Collect all lines from the listing that include the string "Aufrufe".
****************
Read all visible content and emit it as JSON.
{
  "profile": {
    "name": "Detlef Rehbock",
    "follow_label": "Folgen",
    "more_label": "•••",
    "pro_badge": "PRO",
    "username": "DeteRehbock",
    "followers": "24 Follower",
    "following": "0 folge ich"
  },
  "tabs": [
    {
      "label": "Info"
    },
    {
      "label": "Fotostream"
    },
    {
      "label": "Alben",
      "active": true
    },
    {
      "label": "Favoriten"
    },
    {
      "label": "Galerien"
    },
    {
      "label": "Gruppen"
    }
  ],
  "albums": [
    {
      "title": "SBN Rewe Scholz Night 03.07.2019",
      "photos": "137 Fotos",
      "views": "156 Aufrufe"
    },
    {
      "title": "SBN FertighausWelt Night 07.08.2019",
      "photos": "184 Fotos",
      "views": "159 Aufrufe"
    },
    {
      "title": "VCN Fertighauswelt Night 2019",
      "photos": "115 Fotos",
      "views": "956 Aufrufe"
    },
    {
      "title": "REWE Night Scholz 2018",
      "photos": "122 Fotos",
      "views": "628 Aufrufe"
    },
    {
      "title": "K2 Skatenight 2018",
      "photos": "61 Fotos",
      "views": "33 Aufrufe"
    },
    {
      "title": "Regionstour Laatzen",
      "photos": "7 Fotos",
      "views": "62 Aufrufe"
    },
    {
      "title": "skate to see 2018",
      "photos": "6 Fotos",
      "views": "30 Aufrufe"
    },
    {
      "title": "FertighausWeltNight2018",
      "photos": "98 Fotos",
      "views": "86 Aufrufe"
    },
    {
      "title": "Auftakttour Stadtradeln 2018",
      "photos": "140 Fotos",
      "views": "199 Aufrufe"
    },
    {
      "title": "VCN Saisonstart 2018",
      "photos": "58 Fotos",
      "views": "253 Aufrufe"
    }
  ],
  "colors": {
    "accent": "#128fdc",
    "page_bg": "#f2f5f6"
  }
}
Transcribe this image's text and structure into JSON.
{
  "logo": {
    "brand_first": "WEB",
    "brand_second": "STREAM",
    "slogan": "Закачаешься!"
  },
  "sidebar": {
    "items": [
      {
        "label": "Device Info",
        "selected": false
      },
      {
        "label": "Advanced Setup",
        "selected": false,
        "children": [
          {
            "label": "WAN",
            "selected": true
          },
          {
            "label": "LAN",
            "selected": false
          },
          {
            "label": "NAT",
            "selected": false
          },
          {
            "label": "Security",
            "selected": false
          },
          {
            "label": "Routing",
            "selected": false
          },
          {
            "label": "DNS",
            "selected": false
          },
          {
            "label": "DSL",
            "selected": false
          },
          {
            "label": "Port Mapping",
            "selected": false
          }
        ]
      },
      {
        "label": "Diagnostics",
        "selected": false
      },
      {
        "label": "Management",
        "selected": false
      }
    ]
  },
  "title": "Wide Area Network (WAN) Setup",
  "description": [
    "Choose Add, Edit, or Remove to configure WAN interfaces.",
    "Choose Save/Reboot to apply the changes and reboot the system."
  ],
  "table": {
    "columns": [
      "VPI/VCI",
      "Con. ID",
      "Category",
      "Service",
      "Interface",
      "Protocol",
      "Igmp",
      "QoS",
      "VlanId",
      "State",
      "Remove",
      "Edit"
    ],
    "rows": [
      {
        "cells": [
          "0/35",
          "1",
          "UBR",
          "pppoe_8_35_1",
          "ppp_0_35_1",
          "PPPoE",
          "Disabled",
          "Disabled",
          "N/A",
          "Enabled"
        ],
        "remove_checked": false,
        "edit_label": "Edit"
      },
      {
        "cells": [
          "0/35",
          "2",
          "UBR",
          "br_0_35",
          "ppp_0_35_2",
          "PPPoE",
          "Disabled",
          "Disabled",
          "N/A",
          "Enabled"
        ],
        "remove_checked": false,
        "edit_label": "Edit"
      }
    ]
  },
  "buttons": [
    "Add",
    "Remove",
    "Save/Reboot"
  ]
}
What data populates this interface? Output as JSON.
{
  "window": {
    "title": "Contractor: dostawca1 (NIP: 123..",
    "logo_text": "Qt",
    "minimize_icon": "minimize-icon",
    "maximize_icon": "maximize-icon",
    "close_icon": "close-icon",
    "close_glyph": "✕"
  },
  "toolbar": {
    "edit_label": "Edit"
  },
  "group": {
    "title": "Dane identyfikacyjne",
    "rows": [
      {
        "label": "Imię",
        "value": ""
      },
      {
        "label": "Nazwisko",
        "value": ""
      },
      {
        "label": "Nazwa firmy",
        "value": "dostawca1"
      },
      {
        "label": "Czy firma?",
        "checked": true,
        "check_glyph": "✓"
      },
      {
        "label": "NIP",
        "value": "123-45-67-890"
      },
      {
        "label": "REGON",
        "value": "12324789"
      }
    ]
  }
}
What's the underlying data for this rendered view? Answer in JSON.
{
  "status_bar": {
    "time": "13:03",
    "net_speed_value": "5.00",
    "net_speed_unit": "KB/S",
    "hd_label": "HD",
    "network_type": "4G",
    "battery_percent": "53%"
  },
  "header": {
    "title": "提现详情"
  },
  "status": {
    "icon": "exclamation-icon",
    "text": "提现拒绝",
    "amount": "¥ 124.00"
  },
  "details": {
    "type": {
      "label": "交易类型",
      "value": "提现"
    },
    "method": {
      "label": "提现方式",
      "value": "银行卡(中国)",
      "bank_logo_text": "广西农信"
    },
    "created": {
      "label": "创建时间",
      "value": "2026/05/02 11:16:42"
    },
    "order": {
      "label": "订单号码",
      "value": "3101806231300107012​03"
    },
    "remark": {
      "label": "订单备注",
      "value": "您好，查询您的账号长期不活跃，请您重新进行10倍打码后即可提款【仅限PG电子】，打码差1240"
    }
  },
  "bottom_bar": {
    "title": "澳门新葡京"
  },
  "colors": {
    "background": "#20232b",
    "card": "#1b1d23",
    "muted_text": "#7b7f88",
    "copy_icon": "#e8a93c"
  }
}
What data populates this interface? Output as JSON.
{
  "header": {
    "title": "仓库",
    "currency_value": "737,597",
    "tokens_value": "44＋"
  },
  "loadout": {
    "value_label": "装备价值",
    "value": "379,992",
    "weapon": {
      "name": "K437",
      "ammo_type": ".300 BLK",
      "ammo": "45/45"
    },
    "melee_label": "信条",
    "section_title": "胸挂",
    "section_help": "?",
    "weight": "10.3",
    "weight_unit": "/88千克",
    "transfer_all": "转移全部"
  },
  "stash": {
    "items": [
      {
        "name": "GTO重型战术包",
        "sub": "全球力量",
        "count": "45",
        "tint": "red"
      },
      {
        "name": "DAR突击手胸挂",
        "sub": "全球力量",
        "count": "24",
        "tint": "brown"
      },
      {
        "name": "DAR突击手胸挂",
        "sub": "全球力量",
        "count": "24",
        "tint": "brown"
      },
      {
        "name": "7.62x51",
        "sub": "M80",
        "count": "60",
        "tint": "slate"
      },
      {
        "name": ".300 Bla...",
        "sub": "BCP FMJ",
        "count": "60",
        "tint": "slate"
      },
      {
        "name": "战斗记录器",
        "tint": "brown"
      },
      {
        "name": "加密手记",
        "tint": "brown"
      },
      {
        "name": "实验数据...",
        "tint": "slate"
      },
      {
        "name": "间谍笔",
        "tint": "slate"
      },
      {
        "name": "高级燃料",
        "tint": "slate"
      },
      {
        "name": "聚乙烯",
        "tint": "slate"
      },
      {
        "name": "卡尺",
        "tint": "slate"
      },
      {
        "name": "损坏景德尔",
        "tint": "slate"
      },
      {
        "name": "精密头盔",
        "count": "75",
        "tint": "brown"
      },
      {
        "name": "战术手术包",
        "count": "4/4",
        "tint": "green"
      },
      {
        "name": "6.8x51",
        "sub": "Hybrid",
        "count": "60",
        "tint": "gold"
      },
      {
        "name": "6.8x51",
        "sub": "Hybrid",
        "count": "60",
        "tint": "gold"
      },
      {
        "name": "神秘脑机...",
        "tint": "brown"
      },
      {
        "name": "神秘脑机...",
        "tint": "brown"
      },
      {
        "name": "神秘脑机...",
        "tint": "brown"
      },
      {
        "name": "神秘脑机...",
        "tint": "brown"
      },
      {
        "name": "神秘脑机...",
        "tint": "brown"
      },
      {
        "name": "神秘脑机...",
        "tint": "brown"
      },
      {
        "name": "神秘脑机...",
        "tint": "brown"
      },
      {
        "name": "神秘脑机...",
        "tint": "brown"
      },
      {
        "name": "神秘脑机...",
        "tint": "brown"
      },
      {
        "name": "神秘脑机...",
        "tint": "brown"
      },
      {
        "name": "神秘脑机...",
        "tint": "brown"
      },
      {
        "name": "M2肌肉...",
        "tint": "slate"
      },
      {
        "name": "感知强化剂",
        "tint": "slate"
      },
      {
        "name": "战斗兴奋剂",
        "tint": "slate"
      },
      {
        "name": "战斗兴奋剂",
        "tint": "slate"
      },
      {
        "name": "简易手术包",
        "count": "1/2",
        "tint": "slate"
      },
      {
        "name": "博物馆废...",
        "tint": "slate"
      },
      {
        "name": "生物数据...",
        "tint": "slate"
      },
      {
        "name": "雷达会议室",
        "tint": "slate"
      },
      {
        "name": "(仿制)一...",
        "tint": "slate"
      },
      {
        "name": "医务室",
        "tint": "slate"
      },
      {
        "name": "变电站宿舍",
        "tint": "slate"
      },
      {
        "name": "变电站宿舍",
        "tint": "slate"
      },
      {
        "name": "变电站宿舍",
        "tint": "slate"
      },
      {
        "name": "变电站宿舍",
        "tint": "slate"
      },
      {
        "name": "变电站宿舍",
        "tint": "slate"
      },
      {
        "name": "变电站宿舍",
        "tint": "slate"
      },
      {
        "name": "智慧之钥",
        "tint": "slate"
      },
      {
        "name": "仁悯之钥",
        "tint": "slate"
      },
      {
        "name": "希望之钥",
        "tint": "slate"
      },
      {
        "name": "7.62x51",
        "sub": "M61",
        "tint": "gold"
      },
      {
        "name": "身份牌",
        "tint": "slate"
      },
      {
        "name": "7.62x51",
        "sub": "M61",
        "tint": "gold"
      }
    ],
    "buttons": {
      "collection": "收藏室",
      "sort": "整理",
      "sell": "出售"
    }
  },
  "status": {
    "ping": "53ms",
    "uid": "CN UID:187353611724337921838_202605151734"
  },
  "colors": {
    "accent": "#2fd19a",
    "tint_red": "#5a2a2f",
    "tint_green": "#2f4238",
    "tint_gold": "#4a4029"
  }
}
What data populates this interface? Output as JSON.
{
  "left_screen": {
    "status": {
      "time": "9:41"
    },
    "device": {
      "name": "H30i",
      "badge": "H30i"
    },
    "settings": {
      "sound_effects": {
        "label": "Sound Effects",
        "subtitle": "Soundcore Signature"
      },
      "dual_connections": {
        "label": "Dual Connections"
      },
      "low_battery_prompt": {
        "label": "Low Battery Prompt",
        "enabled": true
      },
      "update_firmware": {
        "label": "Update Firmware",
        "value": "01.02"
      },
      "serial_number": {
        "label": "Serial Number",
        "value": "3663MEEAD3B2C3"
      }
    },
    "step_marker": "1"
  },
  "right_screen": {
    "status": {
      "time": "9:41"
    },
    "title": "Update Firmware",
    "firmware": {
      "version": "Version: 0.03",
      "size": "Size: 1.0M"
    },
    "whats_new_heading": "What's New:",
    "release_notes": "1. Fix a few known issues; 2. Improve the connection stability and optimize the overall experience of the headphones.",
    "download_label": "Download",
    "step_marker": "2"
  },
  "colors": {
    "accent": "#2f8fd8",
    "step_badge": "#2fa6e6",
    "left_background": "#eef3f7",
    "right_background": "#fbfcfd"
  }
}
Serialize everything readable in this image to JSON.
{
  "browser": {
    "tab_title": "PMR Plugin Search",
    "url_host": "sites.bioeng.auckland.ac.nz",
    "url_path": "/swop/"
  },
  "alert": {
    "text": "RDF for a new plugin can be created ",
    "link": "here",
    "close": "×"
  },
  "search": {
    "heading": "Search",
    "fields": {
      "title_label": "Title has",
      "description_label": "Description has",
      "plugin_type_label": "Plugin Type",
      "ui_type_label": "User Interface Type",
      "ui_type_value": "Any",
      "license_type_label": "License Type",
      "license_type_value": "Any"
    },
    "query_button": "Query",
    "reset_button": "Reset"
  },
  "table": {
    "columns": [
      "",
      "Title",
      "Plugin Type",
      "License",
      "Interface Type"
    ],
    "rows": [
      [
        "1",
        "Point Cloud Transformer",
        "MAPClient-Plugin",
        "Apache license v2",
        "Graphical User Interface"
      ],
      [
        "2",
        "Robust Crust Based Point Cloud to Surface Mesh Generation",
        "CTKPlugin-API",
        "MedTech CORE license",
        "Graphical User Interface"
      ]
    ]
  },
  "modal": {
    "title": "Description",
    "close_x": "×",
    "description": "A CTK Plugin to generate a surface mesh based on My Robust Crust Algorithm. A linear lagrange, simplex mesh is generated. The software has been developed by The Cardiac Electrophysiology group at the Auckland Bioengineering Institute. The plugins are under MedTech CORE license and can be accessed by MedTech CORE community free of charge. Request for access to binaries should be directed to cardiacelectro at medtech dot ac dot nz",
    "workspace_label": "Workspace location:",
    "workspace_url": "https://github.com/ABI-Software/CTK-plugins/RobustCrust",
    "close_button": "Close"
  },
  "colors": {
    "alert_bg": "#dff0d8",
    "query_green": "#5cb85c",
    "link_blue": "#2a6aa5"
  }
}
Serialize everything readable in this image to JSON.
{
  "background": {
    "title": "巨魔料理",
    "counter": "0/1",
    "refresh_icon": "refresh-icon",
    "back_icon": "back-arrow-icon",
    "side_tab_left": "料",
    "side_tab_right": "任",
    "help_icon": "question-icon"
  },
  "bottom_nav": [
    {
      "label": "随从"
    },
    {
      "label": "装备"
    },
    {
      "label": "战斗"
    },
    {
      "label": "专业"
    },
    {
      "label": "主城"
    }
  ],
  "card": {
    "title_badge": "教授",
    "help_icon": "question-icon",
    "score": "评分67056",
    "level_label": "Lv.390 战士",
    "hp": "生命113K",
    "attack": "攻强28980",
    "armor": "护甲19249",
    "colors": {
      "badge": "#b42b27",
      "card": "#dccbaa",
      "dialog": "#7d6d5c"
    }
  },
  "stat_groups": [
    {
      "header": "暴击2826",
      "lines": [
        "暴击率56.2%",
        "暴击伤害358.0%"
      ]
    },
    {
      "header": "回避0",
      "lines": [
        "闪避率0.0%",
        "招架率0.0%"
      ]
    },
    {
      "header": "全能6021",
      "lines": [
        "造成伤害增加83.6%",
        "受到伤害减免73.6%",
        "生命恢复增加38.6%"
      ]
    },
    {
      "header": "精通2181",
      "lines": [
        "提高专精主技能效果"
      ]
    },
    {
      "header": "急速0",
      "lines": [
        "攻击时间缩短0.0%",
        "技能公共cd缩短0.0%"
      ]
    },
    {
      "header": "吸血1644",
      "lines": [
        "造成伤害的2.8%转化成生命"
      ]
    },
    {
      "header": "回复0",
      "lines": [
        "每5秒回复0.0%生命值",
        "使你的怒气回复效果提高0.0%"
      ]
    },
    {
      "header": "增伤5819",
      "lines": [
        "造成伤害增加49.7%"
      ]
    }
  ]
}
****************
(COMPLETED EXERCISE):
      "views": "156 Aufrufe"
      "views": "159 Aufrufe"
      "views": "956 Aufrufe"
      "views": "628 Aufrufe"
      "views": "33 Aufrufe"
      "views": "62 Aufrufe"
      "views": "30 Aufrufe"
      "views": "86 Aufrufe"
      "views": "199 Aufrufe"
      "views": "253 Aufrufe"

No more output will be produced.